◆ **Excerpts from an interface dataset**:
Segment Open
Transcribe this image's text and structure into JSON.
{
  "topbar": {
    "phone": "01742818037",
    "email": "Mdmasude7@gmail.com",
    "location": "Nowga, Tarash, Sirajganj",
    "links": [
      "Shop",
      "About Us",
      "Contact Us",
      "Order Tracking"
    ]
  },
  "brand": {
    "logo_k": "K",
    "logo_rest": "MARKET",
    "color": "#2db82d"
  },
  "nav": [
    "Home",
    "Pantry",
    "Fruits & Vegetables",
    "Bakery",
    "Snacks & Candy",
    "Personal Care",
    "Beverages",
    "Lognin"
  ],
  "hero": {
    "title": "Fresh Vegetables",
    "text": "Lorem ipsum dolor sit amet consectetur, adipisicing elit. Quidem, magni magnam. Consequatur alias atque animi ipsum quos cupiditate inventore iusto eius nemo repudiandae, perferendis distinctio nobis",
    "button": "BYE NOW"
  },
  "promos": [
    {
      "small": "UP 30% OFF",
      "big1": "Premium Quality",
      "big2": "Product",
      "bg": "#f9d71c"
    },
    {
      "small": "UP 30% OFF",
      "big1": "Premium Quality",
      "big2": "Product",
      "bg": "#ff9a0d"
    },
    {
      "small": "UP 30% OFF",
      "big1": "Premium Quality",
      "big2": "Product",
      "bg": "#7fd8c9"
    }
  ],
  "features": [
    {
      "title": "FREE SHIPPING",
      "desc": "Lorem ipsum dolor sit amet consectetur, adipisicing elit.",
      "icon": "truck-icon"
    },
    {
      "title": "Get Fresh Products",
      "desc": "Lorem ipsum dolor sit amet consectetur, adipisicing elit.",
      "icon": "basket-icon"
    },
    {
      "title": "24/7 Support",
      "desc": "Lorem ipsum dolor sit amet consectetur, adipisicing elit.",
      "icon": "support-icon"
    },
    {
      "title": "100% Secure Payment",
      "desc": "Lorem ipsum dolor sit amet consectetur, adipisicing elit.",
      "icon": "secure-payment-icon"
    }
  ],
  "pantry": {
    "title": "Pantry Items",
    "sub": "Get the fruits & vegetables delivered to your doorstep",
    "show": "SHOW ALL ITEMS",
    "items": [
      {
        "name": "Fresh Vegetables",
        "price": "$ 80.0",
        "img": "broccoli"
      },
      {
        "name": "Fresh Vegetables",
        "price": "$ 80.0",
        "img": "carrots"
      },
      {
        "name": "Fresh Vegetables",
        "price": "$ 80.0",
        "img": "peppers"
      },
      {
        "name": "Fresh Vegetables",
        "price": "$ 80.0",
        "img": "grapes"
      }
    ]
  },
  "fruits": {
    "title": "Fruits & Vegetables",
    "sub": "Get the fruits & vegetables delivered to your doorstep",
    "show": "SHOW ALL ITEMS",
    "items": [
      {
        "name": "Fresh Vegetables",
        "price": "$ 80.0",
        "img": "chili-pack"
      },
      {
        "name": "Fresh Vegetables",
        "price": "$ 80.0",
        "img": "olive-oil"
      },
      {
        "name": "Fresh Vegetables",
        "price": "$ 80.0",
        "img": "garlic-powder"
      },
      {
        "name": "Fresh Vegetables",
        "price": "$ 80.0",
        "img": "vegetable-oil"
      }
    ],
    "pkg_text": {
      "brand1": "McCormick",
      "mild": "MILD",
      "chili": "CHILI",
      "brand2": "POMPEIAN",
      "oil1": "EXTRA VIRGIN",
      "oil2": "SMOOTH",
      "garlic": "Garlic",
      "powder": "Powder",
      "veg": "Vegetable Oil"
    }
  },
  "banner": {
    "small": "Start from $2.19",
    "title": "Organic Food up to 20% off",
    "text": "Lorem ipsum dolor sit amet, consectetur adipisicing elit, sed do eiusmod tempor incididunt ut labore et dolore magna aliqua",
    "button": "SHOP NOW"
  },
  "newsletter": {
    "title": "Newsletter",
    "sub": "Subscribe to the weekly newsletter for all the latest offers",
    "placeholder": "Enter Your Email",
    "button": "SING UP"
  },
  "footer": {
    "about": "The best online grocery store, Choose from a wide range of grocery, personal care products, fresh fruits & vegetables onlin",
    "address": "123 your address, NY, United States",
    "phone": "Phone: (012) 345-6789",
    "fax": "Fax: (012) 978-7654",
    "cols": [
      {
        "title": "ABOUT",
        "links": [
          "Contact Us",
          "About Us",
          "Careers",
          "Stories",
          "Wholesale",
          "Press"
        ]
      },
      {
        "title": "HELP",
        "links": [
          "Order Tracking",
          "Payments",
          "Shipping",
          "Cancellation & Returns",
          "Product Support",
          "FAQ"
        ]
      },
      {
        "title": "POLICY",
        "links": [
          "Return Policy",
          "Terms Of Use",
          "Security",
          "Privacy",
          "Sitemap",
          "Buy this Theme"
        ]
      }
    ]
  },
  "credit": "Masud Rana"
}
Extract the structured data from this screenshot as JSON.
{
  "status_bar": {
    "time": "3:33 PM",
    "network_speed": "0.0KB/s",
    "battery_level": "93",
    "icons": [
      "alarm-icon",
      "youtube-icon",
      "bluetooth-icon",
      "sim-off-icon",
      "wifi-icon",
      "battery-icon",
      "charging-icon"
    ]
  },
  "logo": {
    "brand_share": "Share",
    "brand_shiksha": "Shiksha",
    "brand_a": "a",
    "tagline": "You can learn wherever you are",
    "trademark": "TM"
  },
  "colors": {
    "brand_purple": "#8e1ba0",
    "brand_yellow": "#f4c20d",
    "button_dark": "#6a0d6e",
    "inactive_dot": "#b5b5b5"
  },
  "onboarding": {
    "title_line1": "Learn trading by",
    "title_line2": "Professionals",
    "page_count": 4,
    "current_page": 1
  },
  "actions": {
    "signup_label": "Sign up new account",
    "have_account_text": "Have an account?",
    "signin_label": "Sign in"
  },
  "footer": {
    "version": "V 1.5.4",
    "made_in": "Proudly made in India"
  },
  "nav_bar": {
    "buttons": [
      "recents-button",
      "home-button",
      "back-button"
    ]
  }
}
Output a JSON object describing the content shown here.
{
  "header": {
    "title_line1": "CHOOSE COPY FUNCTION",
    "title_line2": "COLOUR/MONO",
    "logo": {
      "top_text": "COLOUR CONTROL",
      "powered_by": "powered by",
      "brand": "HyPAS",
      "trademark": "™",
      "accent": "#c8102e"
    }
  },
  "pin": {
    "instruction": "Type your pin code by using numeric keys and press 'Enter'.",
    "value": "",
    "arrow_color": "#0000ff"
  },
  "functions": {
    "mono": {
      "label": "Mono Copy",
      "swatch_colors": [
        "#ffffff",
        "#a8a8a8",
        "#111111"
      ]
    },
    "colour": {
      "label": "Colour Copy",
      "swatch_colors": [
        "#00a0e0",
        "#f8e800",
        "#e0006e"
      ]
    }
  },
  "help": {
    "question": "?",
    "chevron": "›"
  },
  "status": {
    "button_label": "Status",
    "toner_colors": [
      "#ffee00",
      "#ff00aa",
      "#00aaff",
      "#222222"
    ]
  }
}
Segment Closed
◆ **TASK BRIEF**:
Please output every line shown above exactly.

◆ **SOLUTION FOR THIS EXERCISE**:
Transcribe this image's text and structure into JSON.
{
  "topbar": {
    "phone": "01742818037",
    "email": "Mdmasude7@gmail.com",
    "location": "Nowga, Tarash, Sirajganj",
    "links": [
      "Shop",
      "About Us",
      "Contact Us",
      "Order Tracking"
    ]
  },
  "brand": {
    "logo_k": "K",
    "logo_rest": "MARKET",
    "color": "#2db82d"
  },
  "nav": [
    "Home",
    "Pantry",
    "Fruits & Vegetables",
    "Bakery",
    "Snacks & Candy",
    "Personal Care",
    "Beverages",
    "Lognin"
  ],
  "hero": {
    "title": "Fresh Vegetables",
    "text": "Lorem ipsum dolor sit amet consectetur, adipisicing elit. Quidem, magni magnam. Consequatur alias atque animi ipsum quos cupiditate inventore iusto eius nemo repudiandae, perferendis distinctio nobis",
    "button": "BYE NOW"
  },
  "promos": [
    {
      "small": "UP 30% OFF",
      "big1": "Premium Quality",
      "big2": "Product",
      "bg": "#f9d71c"
    },
    {
      "small": "UP 30% OFF",
      "big1": "Premium Quality",
      "big2": "Product",
      "bg": "#ff9a0d"
    },
    {
      "small": "UP 30% OFF",
      "big1": "Premium Quality",
      "big2": "Product",
      "bg": "#7fd8c9"
    }
  ],
  "features": [
    {
      "title": "FREE SHIPPING",
      "desc": "Lorem ipsum dolor sit amet consectetur, adipisicing elit.",
      "icon": "truck-icon"
    },
    {
      "title": "Get Fresh Products",
      "desc": "Lorem ipsum dolor sit amet consectetur, adipisicing elit.",
      "icon": "basket-icon"
    },
    {
      "title": "24/7 Support",
      "desc": "Lorem ipsum dolor sit amet consectetur, adipisicing elit.",
      "icon": "support-icon"
    },
    {
      "title": "100% Secure Payment",
      "desc": "Lorem ipsum dolor sit amet consectetur, adipisicing elit.",
      "icon": "secure-payment-icon"
    }
  ],
  "pantry": {
    "title": "Pantry Items",
    "sub": "Get the fruits & vegetables delivered to your doorstep",
    "show": "SHOW ALL ITEMS",
    "items": [
      {
        "name": "Fresh Vegetables",
        "price": "$ 80.0",
        "img": "broccoli"
      },
      {
        "name": "Fresh Vegetables",
        "price": "$ 80.0",
        "img": "carrots"
      },
      {
        "name": "Fresh Vegetables",
        "price": "$ 80.0",
        "img": "peppers"
      },
      {
        "name": "Fresh Vegetables",
        "price": "$ 80.0",
        "img": "grapes"
      }
    ]
  },
  "fruits": {
    "title": "Fruits & Vegetables",
    "sub": "Get the fruits & vegetables delivered to your doorstep",
    "show": "SHOW ALL ITEMS",
    "items": [
      {
        "name": "Fresh Vegetables",
        "price": "$ 80.0",
        "img": "chili-pack"
      },
      {
        "name": "Fresh Vegetables",
        "price": "$ 80.0",
        "img": "olive-oil"
      },
      {
        "name": "Fresh Vegetables",
        "price": "$ 80.0",
        "img": "garlic-powder"
      },
      {
        "name": "Fresh Vegetables",
        "price": "$ 80.0",
        "img": "vegetable-oil"
      }
    ],
    "pkg_text": {
      "brand1": "McCormick",
      "mild": "MILD",
      "chili": "CHILI",
      "brand2": "POMPEIAN",
      "oil1": "EXTRA VIRGIN",
      "oil2": "SMOOTH",
      "garlic": "Garlic",
      "powder": "Powder",
      "veg": "Vegetable Oil"
    }
  },
  "banner": {
    "small": "Start from $2.19",
    "title": "Organic Food up to 20% off",
    "text": "Lorem ipsum dolor sit amet, consectetur adipisicing elit, sed do eiusmod tempor incididunt ut labore et dolore magna aliqua",
    "button": "SHOP NOW"
  },
  "newsletter": {
    "title": "Newsletter",
    "sub": "Subscribe to the weekly newsletter for all the latest offers",
    "placeholder": "Enter Your Email",
    "button": "SING UP"
  },
  "footer": {
    "about": "The best online grocery store, Choose from a wide range of grocery, personal care products, fresh fruits & vegetables onlin",
    "address": "123 your address, NY, United States",
    "phone": "Phone: (012) 345-6789",
    "fax": "Fax: (012) 978-7654",
    "cols": [
      {
        "title": "ABOUT",
        "links": [
          "Contact Us",
          "About Us",
          "Careers",
          "Stories",
          "Wholesale",
          "Press"
        ]
      },
      {
        "title": "HELP",
        "links": [
          "Order Tracking",
          "Payments",
          "Shipping",
          "Cancellation & Returns",
          "Product Support",
          "FAQ"
        ]
      },
      {
        "title": "POLICY",
        "links": [
          "Return Policy",
          "Terms Of Use",
          "Security",
          "Privacy",
          "Sitemap",
          "Buy this Theme"
        ]
      }
    ]
  },
  "credit": "Masud Rana"
}
Extract the structured data from this screenshot as JSON.
{
  "status_bar": {
    "time": "3:33 PM",
    "network_speed": "0.0KB/s",
    "battery_level": "93",
    "icons": [
      "alarm-icon",
      "youtube-icon",
      "bluetooth-icon",
      "sim-off-icon",
      "wifi-icon",
      "battery-icon",
      "charging-icon"
    ]
  },
  "logo": {
    "brand_share": "Share",
    "brand_shiksha": "Shiksha",
    "brand_a": "a",
    "tagline": "You can learn wherever you are",
    "trademark": "TM"
  },
  "colors": {
    "brand_purple": "#8e1ba0",
    "brand_yellow": "#f4c20d",
    "button_dark": "#6a0d6e",
    "inactive_dot": "#b5b5b5"
  },
  "onboarding": {
    "title_line1": "Learn trading by",
    "title_line2": "Professionals",
    "page_count": 4,
    "current_page": 1
  },
  "actions": {
    "signup_label": "Sign up new account",
    "have_account_text": "Have an account?",
    "signin_label": "Sign in"
  },
  "footer": {
    "version": "V 1.5.4",
    "made_in": "Proudly made in India"
  },
  "nav_bar": {
    "buttons": [
      "recents-button",
      "home-button",
      "back-button"
    ]
  }
}
Output a JSON object describing the content shown here.
{
  "header": {
    "title_line1": "CHOOSE COPY FUNCTION",
    "title_line2": "COLOUR/MONO",
    "logo": {
      "top_text": "COLOUR CONTROL",
      "powered_by": "powered by",
      "brand": "HyPAS",
      "trademark": "™",
      "accent": "#c8102e"
    }
  },
  "pin": {
    "instruction": "Type your pin code by using numeric keys and press 'Enter'.",
    "value": "",
    "arrow_color": "#0000ff"
  },
  "functions": {
    "mono": {
      "label": "Mono Copy",
      "swatch_colors": [
        "#ffffff",
        "#a8a8a8",
        "#111111"
      ]
    },
    "colour": {
      "label": "Colour Copy",
      "swatch_colors": [
        "#00a0e0",
        "#f8e800",
        "#e0006e"
      ]
    }
  },
  "help": {
    "question": "?",
    "chevron": "›"
  },
  "status": {
    "button_label": "Status",
    "toner_colors": [
      "#ffee00",
      "#ff00aa",
      "#00aaff",
      "#222222"
    ]
  }
}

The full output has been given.